[Web page and app entries]
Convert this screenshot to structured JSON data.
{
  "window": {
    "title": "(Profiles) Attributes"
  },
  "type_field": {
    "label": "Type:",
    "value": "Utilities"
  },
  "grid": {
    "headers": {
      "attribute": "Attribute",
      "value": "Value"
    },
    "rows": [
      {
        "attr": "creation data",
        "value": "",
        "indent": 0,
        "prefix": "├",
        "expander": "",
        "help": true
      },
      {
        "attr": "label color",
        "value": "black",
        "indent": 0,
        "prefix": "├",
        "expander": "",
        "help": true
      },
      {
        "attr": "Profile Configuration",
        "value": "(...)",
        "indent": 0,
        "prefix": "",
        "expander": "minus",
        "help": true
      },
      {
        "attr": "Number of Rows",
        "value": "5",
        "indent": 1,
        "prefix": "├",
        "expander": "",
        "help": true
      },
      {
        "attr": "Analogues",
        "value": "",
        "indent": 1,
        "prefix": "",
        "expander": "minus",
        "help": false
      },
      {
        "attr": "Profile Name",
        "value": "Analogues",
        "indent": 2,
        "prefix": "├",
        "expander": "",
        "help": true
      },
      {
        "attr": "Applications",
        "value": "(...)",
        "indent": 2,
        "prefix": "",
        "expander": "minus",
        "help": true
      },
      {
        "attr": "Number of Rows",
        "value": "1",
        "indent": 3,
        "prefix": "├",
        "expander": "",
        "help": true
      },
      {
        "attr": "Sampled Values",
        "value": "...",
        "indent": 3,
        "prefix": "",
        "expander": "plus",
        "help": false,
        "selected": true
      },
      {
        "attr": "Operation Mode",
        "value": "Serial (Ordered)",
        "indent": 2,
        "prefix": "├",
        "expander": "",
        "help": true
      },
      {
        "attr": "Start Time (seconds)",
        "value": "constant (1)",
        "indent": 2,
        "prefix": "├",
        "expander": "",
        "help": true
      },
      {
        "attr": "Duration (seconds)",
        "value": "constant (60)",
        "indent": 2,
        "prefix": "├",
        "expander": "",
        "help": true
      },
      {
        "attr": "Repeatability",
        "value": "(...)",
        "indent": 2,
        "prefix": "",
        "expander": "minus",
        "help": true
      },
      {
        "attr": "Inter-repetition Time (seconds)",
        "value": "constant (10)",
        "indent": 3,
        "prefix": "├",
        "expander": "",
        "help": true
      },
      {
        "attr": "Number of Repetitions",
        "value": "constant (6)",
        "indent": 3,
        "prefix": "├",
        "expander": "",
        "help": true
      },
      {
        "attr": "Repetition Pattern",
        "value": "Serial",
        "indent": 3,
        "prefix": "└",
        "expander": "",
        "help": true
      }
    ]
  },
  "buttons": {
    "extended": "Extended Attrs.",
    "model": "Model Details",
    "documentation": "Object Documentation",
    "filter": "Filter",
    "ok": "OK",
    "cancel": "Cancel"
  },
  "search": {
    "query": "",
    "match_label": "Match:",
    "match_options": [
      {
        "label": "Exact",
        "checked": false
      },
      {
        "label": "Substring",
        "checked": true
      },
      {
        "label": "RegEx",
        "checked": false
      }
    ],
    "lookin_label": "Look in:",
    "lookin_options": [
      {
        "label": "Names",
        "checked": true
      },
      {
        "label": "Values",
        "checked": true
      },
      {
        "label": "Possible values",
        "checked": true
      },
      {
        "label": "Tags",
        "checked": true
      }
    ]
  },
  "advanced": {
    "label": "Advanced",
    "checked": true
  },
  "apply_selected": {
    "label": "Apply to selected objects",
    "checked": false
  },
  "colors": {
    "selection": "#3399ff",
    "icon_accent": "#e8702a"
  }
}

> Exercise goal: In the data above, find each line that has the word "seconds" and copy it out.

> Result:
        "attr": "Start Time (seconds)",
        "attr": "Duration (seconds)",
        "attr": "Inter-repetition Time (seconds)",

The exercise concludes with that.